That crisco icing on a dry sponge? Bleh. I think that was partially why I went for a French pastry education; the chefs understood that the world of dessert was so much better without a slab of yellow cake with chocolate frosting.

We love pies, though. What is not to love? A crust, baked dark to bring out the sweetness. Inside, those berries we picked off Mt. Otsego from that secret blueberry/currant/raspberry stash. Apples heaped high and topped with impossible amounts of brown sugar crumb. Or perhaps some lemon. Serious lemon. My first from scratch lemon meringue is legendary among my friends who tasted it. I cut down the lemon next time I made it, but that first one was sublime to me.

This past week I found this. It was a pie, online for the world. Whole lemons, skin and all, sliced thin. I saw the recipe and had to make it, feverish with desire, planning my time off around the ability to make this pie. I made it knowing there would be no one here to share it with; it would be, at best, distasteful to my nearest and dearest. Bitter with zest, tangy, just a bit of sugar.

The crust is my own, an all-butter deviation.
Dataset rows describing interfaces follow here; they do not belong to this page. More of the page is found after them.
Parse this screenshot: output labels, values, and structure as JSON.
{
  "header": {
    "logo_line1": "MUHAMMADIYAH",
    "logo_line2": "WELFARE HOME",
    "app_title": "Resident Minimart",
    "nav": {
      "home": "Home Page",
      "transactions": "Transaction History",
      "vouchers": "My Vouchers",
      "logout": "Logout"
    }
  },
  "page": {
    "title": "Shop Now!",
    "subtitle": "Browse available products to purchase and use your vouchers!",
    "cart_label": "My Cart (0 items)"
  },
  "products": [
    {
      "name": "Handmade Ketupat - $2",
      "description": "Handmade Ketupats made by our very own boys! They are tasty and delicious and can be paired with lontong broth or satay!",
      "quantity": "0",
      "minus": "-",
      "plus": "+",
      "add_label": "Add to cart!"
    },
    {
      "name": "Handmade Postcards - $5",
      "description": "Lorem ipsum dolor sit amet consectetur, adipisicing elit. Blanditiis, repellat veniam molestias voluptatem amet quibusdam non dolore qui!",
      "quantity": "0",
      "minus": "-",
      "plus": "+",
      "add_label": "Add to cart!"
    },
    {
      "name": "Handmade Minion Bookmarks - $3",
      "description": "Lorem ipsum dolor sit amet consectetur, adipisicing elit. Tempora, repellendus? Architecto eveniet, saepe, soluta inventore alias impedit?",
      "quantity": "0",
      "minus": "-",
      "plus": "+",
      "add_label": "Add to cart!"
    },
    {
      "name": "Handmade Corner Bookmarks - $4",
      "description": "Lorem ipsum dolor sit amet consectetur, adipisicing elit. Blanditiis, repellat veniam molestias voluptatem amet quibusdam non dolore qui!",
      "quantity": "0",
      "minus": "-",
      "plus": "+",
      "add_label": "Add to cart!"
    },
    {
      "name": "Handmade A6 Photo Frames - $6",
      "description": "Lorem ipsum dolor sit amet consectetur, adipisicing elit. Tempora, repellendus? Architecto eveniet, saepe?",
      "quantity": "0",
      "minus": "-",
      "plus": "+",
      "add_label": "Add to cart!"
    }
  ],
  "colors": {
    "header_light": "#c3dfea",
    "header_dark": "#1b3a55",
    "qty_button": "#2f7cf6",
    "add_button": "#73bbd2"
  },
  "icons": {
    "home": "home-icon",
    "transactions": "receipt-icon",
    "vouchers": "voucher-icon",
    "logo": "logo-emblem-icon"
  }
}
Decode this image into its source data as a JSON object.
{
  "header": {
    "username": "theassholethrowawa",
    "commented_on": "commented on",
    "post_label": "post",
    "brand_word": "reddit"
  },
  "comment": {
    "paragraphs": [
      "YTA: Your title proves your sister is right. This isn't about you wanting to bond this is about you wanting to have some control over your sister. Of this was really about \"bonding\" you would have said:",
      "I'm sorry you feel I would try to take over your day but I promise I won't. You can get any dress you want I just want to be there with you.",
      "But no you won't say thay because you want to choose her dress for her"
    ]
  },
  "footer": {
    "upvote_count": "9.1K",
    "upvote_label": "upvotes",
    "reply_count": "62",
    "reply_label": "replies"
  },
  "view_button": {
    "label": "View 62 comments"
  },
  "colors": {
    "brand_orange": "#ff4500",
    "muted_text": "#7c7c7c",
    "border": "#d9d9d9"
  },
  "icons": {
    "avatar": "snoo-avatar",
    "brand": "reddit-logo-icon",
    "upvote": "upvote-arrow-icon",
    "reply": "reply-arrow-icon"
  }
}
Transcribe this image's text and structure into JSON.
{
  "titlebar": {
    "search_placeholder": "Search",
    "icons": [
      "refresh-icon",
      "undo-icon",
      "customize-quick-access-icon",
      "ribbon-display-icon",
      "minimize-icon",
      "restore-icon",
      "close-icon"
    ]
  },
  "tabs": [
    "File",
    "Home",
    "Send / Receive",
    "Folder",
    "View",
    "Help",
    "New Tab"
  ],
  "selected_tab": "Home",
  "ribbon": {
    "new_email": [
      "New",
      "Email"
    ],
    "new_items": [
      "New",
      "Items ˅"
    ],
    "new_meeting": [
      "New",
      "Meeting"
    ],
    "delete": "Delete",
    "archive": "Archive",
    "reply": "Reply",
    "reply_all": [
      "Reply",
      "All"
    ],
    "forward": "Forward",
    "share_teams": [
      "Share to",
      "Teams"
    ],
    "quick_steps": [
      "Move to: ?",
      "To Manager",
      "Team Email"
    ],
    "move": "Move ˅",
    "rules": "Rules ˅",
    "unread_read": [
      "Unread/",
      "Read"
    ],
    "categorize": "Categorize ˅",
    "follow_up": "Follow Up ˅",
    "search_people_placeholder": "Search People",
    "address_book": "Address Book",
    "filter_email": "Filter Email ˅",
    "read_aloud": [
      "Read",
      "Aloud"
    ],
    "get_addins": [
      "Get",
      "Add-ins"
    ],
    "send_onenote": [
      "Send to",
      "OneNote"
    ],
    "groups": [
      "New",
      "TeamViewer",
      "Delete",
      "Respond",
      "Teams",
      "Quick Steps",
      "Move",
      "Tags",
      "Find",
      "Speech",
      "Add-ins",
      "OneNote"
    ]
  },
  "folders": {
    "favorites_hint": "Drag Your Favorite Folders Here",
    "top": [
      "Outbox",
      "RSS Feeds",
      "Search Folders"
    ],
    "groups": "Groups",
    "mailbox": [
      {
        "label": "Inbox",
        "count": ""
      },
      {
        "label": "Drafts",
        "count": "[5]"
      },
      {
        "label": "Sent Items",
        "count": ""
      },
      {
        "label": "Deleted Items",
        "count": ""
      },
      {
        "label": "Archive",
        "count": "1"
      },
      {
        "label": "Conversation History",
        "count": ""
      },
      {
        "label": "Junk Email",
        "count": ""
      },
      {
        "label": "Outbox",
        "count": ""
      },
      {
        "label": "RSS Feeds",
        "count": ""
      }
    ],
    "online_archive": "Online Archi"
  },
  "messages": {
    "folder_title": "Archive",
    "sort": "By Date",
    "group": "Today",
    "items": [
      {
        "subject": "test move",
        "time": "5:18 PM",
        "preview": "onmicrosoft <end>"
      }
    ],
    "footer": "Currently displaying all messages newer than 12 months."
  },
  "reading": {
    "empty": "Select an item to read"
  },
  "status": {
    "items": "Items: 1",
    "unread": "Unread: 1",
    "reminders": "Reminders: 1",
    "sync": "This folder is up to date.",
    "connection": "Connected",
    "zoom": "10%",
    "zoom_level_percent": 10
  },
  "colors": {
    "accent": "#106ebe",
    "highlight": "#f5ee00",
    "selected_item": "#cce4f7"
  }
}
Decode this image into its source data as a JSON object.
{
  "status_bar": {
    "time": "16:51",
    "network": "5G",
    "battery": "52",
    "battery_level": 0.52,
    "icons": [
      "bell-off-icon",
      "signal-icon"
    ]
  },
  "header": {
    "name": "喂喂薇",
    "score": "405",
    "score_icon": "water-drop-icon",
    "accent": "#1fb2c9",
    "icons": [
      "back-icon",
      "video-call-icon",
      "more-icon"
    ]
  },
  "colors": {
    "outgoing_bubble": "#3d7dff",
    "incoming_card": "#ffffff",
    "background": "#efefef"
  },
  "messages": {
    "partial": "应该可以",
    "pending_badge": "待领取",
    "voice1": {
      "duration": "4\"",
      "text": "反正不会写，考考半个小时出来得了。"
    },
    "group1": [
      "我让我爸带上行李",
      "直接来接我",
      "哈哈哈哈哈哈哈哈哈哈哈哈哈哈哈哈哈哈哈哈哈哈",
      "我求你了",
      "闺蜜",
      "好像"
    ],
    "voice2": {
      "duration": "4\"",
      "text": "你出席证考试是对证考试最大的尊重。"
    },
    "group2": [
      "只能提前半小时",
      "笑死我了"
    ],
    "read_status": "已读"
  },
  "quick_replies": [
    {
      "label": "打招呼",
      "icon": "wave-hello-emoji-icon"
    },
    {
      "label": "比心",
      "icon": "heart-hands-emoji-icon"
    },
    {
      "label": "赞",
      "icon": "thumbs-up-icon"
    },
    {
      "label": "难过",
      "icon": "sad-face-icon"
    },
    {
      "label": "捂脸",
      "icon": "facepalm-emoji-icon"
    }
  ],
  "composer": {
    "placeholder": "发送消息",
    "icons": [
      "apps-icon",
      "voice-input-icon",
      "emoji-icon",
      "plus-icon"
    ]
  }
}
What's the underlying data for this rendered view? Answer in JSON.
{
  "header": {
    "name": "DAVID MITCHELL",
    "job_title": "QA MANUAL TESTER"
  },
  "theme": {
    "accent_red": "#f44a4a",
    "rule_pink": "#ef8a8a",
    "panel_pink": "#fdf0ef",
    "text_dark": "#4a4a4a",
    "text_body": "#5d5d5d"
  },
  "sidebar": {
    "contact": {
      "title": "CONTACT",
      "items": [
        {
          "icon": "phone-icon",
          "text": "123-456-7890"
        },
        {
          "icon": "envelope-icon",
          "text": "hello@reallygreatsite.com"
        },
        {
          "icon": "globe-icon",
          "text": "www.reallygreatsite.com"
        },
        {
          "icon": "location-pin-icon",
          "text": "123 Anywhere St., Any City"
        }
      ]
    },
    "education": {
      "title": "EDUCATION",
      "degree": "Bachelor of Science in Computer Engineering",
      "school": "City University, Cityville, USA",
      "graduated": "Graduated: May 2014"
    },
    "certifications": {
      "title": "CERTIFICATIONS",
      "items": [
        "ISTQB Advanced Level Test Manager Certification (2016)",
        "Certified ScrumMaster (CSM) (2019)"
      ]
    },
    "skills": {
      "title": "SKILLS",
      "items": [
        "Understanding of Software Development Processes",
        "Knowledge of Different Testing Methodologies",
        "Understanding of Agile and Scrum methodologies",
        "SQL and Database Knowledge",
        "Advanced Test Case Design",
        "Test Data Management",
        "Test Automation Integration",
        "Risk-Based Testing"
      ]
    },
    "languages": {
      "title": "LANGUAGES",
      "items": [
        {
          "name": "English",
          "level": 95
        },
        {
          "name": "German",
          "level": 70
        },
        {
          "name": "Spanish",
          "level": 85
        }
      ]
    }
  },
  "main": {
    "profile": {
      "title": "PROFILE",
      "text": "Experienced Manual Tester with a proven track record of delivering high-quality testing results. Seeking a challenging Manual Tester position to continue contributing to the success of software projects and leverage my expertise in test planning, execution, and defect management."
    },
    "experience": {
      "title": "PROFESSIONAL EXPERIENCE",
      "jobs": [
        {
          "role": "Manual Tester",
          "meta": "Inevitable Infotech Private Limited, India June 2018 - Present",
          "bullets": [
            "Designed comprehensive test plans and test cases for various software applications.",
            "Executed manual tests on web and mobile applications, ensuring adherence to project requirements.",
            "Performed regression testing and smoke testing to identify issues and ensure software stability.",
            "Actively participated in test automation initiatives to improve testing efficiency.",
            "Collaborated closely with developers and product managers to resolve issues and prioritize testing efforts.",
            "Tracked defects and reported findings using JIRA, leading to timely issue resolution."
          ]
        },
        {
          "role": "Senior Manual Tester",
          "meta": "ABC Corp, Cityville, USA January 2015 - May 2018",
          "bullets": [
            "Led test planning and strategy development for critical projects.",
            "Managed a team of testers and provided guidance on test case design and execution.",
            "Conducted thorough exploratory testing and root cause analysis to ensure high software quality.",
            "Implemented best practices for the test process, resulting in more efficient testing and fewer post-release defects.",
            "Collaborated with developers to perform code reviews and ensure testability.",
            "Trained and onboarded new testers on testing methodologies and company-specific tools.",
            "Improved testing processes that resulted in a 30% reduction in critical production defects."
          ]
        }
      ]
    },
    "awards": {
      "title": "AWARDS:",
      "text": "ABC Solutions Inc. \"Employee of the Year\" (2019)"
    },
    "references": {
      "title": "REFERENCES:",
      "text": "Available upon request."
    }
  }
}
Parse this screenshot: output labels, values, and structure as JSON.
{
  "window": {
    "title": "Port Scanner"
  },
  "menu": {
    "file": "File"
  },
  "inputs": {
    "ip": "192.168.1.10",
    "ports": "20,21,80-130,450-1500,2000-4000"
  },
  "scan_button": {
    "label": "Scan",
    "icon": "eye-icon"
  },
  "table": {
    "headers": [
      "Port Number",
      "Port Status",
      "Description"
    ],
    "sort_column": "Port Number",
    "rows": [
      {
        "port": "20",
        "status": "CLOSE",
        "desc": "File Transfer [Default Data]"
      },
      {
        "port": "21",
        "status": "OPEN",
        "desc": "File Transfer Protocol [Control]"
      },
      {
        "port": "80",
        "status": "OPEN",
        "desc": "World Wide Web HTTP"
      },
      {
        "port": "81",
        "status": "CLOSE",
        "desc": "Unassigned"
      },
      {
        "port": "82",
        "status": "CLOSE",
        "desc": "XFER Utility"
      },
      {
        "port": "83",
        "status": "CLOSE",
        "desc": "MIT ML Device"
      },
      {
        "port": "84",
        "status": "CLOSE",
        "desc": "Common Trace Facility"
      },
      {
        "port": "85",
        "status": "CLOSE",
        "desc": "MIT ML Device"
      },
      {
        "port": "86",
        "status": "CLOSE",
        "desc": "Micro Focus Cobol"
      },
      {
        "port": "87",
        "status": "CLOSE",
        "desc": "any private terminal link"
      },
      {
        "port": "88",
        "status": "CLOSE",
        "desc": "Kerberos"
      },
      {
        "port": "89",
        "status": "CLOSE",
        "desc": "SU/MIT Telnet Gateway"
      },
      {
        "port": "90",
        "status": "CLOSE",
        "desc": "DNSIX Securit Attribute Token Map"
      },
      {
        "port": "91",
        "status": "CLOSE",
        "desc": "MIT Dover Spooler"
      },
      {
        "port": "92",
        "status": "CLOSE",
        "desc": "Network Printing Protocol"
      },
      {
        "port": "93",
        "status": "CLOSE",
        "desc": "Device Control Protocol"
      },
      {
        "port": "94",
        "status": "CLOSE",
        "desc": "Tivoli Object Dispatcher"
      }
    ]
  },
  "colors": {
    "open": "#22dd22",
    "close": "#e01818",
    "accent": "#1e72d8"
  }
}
I smiled as I crimped the edges remembering how magical crusts once were, how did she get that edge?, as a younger me watched pies made. Of course, the pies were never made by men. I never figured out why. Poor deprived souls. The filling is as I expected - this is a pie for my tastes alone, a race against spoilage. Can I finish it before it is lost to the world?

So I eat a bit more in the afternoon sun. For today, this is my favorite dessert.